Urbanisation – which is rapidly increasing in all cities — increases the flood risk by up to three times and, unlike rural flooding, affects more people owing to the dense population clusters. The loss is immense as houses, infrastructure, industry and commerce are affected.
In this paper, researchers Farhat Rafiq, Sirajuddin Ahmed, Shamshad Ahmed, and Amir Ali Khan review urban flood events in India, highlighting the causes of localised flooding as well as its impact and consequences. The paper focuses on urban floods that occurred in the cities of Mumbai, Chennai, Delhi, Noida, Kolkata, and Bharuch. Mumbai floods on July 26, 2005, is a case study, which finds 60 per cent of the city was submerged, at various degrees. The study cites causes such as low-lying areas, encroachments along nullahs, dilapidated drains, loss of holding ponds, garbage-choked nullahs among others.
Incidents of urban flooding are likely to increase if changes are not made to the unplanned construction of buildings and infrastructure and poor management of drainage systems, their report suggests.
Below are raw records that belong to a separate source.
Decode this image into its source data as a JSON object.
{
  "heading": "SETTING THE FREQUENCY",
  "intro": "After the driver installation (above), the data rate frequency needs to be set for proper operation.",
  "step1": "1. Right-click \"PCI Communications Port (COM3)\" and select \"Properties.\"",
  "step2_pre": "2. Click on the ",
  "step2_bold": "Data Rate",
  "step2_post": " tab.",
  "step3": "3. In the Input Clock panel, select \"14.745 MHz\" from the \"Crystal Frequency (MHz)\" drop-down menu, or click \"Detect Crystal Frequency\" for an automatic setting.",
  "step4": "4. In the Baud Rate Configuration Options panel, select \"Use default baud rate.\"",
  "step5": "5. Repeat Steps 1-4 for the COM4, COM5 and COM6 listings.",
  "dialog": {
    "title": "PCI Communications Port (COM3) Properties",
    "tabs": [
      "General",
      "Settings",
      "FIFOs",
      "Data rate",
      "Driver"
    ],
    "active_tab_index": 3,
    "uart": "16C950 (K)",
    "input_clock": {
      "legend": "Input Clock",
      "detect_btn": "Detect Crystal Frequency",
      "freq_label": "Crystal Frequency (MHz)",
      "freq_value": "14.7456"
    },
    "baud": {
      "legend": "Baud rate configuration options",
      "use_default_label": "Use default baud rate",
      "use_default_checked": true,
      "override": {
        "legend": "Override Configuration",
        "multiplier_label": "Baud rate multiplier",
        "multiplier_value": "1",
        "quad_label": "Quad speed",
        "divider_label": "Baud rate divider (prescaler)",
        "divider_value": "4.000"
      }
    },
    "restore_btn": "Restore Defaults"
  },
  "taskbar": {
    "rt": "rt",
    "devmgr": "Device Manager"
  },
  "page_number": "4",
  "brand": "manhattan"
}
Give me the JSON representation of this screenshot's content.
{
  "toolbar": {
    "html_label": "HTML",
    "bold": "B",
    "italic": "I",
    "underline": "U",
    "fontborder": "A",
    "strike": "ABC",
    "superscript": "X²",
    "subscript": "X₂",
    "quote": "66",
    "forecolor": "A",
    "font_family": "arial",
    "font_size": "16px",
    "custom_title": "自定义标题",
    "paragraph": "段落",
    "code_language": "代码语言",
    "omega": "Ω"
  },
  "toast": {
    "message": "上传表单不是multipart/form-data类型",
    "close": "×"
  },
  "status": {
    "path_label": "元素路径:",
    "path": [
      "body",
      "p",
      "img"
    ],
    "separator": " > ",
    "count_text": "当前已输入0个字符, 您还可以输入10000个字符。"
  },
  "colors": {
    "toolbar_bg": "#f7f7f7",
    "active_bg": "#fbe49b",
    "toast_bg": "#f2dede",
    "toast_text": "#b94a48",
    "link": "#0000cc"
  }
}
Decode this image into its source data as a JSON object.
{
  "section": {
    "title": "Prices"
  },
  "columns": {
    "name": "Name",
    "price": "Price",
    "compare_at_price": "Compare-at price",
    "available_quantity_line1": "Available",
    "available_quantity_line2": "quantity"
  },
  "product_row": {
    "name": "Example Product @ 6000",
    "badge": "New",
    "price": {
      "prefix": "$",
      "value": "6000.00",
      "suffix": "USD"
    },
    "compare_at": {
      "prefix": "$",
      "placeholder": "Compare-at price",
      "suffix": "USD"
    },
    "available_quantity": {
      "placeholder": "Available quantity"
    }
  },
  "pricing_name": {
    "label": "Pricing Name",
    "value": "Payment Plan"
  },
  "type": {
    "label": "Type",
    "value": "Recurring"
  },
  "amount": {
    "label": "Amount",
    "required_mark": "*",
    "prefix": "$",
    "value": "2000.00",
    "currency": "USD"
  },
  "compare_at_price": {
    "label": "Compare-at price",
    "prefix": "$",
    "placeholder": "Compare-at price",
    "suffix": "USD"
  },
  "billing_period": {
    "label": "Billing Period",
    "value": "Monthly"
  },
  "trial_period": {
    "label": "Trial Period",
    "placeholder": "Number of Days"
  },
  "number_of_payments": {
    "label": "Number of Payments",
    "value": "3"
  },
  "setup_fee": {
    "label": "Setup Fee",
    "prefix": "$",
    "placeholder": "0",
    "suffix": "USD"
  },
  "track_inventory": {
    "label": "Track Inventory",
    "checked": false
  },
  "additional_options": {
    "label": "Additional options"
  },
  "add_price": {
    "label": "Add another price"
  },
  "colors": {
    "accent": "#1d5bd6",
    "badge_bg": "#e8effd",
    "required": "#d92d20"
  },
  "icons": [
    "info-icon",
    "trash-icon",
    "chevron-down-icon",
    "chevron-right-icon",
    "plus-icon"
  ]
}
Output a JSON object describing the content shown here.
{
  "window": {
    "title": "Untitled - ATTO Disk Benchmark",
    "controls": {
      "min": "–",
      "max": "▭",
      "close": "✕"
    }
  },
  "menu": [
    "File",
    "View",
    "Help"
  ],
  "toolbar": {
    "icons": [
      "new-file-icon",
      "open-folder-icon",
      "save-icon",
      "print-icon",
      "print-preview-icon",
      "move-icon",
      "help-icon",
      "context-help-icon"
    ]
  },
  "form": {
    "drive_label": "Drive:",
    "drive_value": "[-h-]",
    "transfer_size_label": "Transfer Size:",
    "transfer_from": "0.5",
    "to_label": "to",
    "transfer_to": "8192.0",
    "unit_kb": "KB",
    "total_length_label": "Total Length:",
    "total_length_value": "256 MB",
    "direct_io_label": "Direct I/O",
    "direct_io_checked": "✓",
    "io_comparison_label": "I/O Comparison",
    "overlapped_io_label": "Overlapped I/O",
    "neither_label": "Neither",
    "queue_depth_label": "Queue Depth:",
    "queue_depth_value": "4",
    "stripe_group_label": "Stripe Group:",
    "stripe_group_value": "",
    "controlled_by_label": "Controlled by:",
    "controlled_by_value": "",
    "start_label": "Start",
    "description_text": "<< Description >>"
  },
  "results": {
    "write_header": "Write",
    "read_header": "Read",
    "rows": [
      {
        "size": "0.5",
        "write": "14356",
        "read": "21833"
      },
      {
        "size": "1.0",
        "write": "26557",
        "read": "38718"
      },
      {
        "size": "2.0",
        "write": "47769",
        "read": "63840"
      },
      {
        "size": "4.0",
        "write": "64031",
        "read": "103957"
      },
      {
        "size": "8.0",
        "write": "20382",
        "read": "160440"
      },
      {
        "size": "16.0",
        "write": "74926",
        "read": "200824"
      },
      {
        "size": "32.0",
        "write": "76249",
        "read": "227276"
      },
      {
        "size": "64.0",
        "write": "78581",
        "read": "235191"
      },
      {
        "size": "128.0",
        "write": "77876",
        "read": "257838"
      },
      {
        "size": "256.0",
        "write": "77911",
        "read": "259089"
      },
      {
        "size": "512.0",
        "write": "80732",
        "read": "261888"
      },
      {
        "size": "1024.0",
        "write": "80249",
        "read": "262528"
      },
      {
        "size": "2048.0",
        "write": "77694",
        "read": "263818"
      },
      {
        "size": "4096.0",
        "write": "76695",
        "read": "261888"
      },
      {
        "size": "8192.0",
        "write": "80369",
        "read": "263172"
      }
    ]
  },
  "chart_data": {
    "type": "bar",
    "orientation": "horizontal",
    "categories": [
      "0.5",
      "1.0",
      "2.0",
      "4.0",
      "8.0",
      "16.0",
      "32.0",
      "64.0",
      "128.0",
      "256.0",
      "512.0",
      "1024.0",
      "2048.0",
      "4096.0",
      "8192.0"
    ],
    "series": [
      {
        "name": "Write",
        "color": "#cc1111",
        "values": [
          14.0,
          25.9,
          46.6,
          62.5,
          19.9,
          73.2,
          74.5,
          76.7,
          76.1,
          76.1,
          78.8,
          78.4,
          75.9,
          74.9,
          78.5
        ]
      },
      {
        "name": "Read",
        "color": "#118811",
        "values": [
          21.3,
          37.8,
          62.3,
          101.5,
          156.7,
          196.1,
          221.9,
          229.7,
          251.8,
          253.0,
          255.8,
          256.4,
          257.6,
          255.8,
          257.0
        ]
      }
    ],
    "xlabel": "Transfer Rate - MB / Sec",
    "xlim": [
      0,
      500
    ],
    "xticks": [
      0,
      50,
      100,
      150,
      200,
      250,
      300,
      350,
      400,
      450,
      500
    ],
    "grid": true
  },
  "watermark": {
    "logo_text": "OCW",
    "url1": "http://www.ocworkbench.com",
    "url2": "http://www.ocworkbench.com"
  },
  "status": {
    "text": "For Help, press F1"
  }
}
As climate models predict that winter rainfall will increase by 20-30 per cent by the 2080s, it is important to study and debate urban flooding, and plan cities by factoring the extreme climate events.